'It's a graphic novel which has taken two and a half years and was quite emotional as it was the first time I had contacted some of the guys I worked with for about 30 odd years,' said Mr Kevans, whose company was attached to 40 Commando.
He was at the exhibition with a copy of his book and several other pieces of his artwork, including a scaled down version of a First World War scene he had depicted.
An extract of one of the comic strips from the graphic novel, which took the veteran two and a half years
Mr Kevans said he was surprised to see the royal at the exhibition and pleased he connected with the work
It was this that caught the prince's eye as he strolled over to have a chat with Mr Kevans. 'He came over and asked how much it was and I said "£150 but I will do you a discount" and he laughed.'
The prince also had a look at his book 'My Life In Pieces: The Falklands War' and was impressed by his drawings.
'I think it struck a nerve with Harry - he's a young lad and a lot of us were still reading comic books when we went off to war so I think people can relate to it.
'My style is a bit Dennis the Menace so when I finished the book I wasn't sure how it would be received but it seems to have gone down very well.'
Will Kevans (pictured centre with his arms folded) and his army colleagues before the Falklands War in 1982
Mr Kevans said creating the book was an emotional experience after he contacted fellow veterans he hadn't spoken with for over 30 years
The book tells the story of a group of Welsh Guards 'thrown into the unknown and the untold tales from Two Company’s advance on the mainland towards Port Stanley'
Mr Kevans hopes that the book will help other veterans to overcome psychological trauma that it can cause
The book 'struck a nerve with Prince Harry' when he viewed at the exhibition. The artists had not been expecting the royal guest and Mr Kevans said he was 'very surprised'
He added: 'Harry also spotted a smaller drawing I had done of the Welsh Guard on RFA Sir Galahad and we had a chat about that. I was really pleased Prince Harry connected with it.
'I told him about an incident that happened to us where we saw one of our soldiers pass away and we chatted about his regiment, The Blues and Royals, which are very closely connected to the Welsh Guards.'
Mr Kevans, who is also a singer-songwriter, said it was wife that was the driving force behind the book and feels it has been a form of therapy.
'I felt now was the time to do it. We're getting older, most of us are in our fifties and some have passed away.
'It's almost normalised it [the war] now. There is a lot of humour in the book and I hope that it will help people deal with it.'
A percentage of the book sales are being donated to Combat Stress and SAMA Wales (South Atlantic Medal Association, Welsh Branch) and Mr Kevans has already raised almost £4,000.
Prince Harry, who quit the Army Air Corps in January for a desk job organising military events including the Invictus Games for wounded warriors, has been speaking to veterans at various events over the last week.

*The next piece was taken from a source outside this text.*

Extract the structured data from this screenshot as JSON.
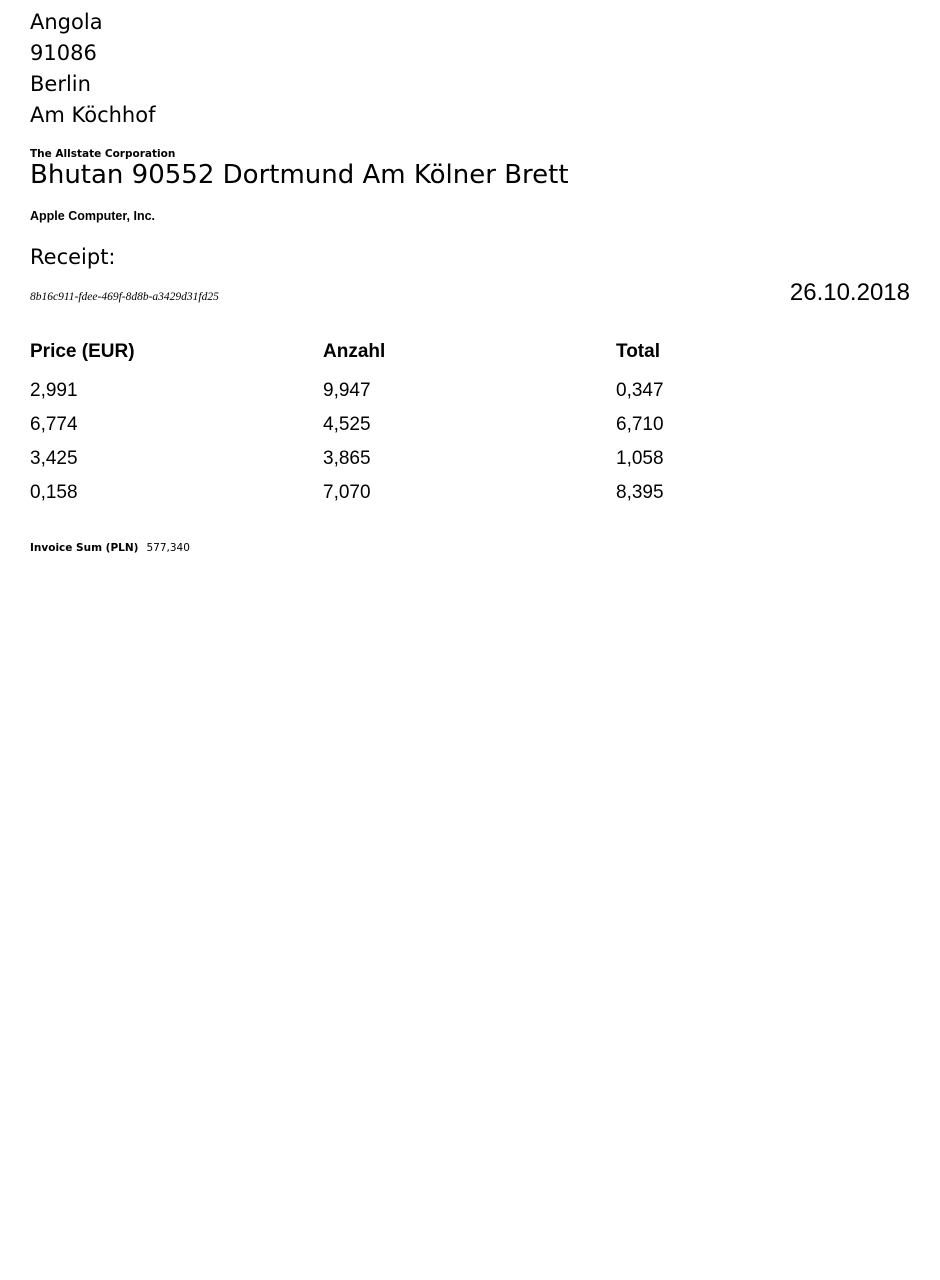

He told Flight Sergeant Lee Renard, a veteran of three tours of duty in Iraq and 11 in Afghanistan between 2006 and 2014, at a reception at Buckingham Palace that he 'enjoyed flying and missed it'.

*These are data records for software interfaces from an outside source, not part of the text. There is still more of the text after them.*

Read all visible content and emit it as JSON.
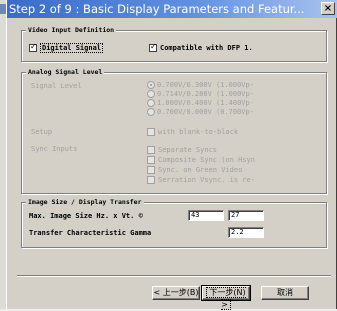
{
  "window": {
    "title": "Step 2 of 9 : Basic Display Parameters and Featur...",
    "close_label": "×"
  },
  "video_input": {
    "legend": "Video Input Definition",
    "digital_signal": {
      "label": "Digital Signal",
      "checked": true
    },
    "dfp_compatible": {
      "label": "Compatible with DFP 1.",
      "checked": true
    }
  },
  "analog_signal": {
    "legend": "Analog Signal Level",
    "signal_level_label": "Signal Level",
    "signal_level_options": [
      {
        "label": "0.700V/0.300V (1.000Vp-",
        "selected": true
      },
      {
        "label": "0.714V/0.286V (1.000Vp-",
        "selected": false
      },
      {
        "label": "1.000V/0.400V (1.400Vp-",
        "selected": false
      },
      {
        "label": "0.700V/0.000V (0.700Vp-",
        "selected": false
      }
    ],
    "setup_label": "Setup",
    "setup_option": {
      "label": "with blank-to-black",
      "checked": false
    },
    "sync_inputs_label": "Sync Inputs",
    "sync_options": [
      {
        "label": "Separate Syncs",
        "checked": false
      },
      {
        "label": "Composite Sync (on Hsyn",
        "checked": false
      },
      {
        "label": "Sync. on Green Video",
        "checked": false
      },
      {
        "label": "Serration Vsync. is re-",
        "checked": false
      }
    ]
  },
  "image_size": {
    "legend": "Image Size / Display Transfer",
    "max_size_label": "Max. Image Size  Hz. x  Vt. ©",
    "max_size_h": "43",
    "max_size_v": "27",
    "transfer_label": "Transfer Characteristic Gamma",
    "gamma_value": "2.2"
  },
  "buttons": {
    "back": "< 上一步(B)",
    "next": "下一步(N) >",
    "cancel": "取消"
  },
  "colors": {
    "title_gradient_start": "#3a6cc8",
    "title_gradient_end": "#a8c2ee",
    "dialog_face": "#d4d0c8",
    "disabled_text": "#a0a0a0"
  },
  "icons": {
    "close": "close-icon",
    "checkmark": "checkmark-icon"
  }
}
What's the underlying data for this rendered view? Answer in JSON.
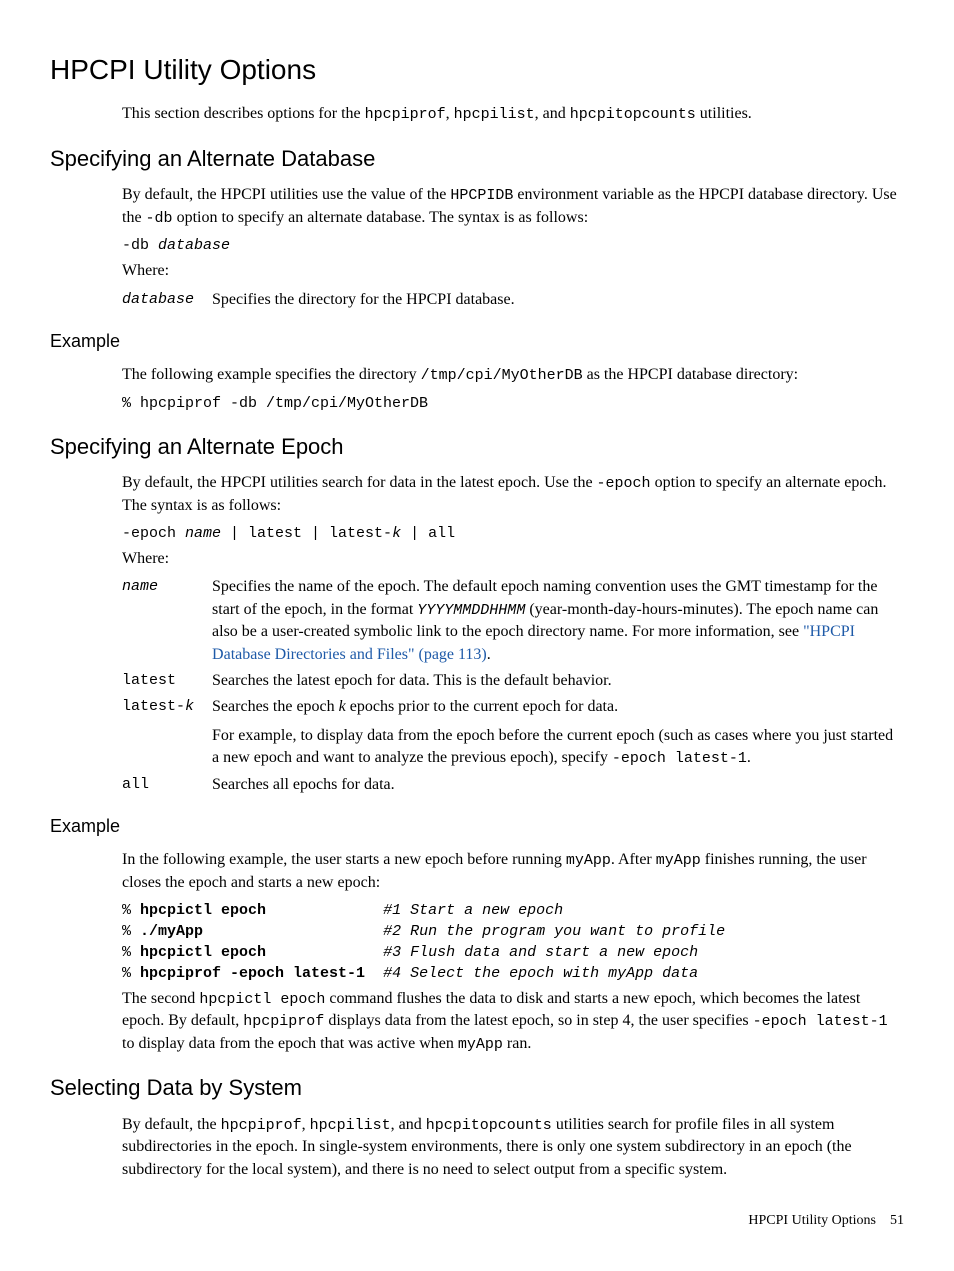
{
  "title": "HPCPI Utility Options",
  "intro_p1": "This section describes options for the ",
  "intro_c1": "hpcpiprof",
  "intro_p2": ", ",
  "intro_c2": "hpcpilist",
  "intro_p3": ", and ",
  "intro_c3": "hpcpitopcounts",
  "intro_p4": " utilities.",
  "sec_db": {
    "heading": "Specifying an Alternate Database",
    "p1a": "By default, the HPCPI utilities use the value of the ",
    "p1b": "HPCPIDB",
    "p1c": " environment variable as the HPCPI database directory. Use the ",
    "p1d": "-db",
    "p1e": " option to specify an alternate database. The syntax is as follows:",
    "syntax_a": "-db ",
    "syntax_b": "database",
    "where": "Where:",
    "term1": "database",
    "desc1": "Specifies the directory for the HPCPI database.",
    "ex_heading": "Example",
    "ex_p1a": "The following example specifies the directory ",
    "ex_p1b": "/tmp/cpi/MyOtherDB",
    "ex_p1c": " as the HPCPI database directory:",
    "ex_code": "% hpcpiprof -db /tmp/cpi/MyOtherDB"
  },
  "sec_epoch": {
    "heading": "Specifying an Alternate Epoch",
    "p1a": "By default, the HPCPI utilities search for data in the latest epoch. Use the ",
    "p1b": "-epoch",
    "p1c": " option to specify an alternate epoch. The syntax is as follows:",
    "syntax_a": "-epoch ",
    "syntax_b": "name",
    "syntax_c": " | latest | latest-",
    "syntax_d": "k",
    "syntax_e": " | all",
    "where": "Where:",
    "t_name": "name",
    "d_name_a": "Specifies the name of the epoch. The default epoch naming convention uses the GMT timestamp for the start of the epoch, in the format ",
    "d_name_b": "YYYYMMDDHHMM",
    "d_name_c": " (year-month-day-hours-minutes). The epoch name can also be a user-created symbolic link to the epoch directory name. For more information, see ",
    "d_name_link": "\"HPCPI Database Directories and Files\" (page 113)",
    "d_name_d": ".",
    "t_latest": "latest",
    "d_latest": "Searches the latest epoch for data. This is the default behavior.",
    "t_latestk_a": "latest-",
    "t_latestk_b": "k",
    "d_latestk_a": "Searches the epoch ",
    "d_latestk_b": "k",
    "d_latestk_c": " epochs prior to the current epoch for data.",
    "d_latestk_2a": "For example, to display data from the epoch before the current epoch (such as cases where you just started a new epoch and want to analyze the previous epoch), specify ",
    "d_latestk_2b": "-epoch latest-1",
    "d_latestk_2c": ".",
    "t_all": "all",
    "d_all": "Searches all epochs for data.",
    "ex_heading": "Example",
    "ex_p1a": "In the following example, the user starts a new epoch before running ",
    "ex_p1b": "myApp",
    "ex_p1c": ". After ",
    "ex_p1d": "myApp",
    "ex_p1e": " finishes running, the user closes the epoch and starts a new epoch:",
    "ex_l1a": "% ",
    "ex_l1b": "hpcpictl epoch",
    "ex_l1c": "             ",
    "ex_l1d": "#1 Start a new epoch",
    "ex_l2a": "% ",
    "ex_l2b": "./myApp",
    "ex_l2c": "                    ",
    "ex_l2d": "#2 Run the program you want to profile",
    "ex_l3a": "% ",
    "ex_l3b": "hpcpictl epoch",
    "ex_l3c": "             ",
    "ex_l3d": "#3 Flush data and start a new epoch",
    "ex_l4a": "% ",
    "ex_l4b": "hpcpiprof -epoch latest-1",
    "ex_l4c": "  ",
    "ex_l4d": "#4 Select the epoch with myApp data",
    "ex_p2a": "The second ",
    "ex_p2b": "hpcpictl epoch",
    "ex_p2c": " command flushes the data to disk and starts a new epoch, which becomes the latest epoch. By default, ",
    "ex_p2d": "hpcpiprof",
    "ex_p2e": " displays data from the latest epoch, so in step 4, the user specifies ",
    "ex_p2f": "-epoch latest-1",
    "ex_p2g": " to display data from the epoch that was active when ",
    "ex_p2h": "myApp",
    "ex_p2i": " ran."
  },
  "sec_sys": {
    "heading": "Selecting Data by System",
    "p1a": "By default, the ",
    "p1b": "hpcpiprof",
    "p1c": ", ",
    "p1d": "hpcpilist",
    "p1e": ", and ",
    "p1f": "hpcpitopcounts",
    "p1g": " utilities search for profile files in all system subdirectories in the epoch. In single-system environments, there is only one system subdirectory in an epoch (the subdirectory for the local system), and there is no need to select output from a specific system."
  },
  "footer": {
    "section": "HPCPI Utility Options",
    "page": "51"
  }
}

Another Afghanistan veteran, Flight Lieutenant Lance Levin, a Chinook helicopter pilot from 27 Squadron, RAF Odiham, said: 'He said he enjoys his flying and would like to return at some point.'
However, royal sources have so far suggested that is unlikely, although they have not ruled out the fourth in line to the throne doing some other role involving flying.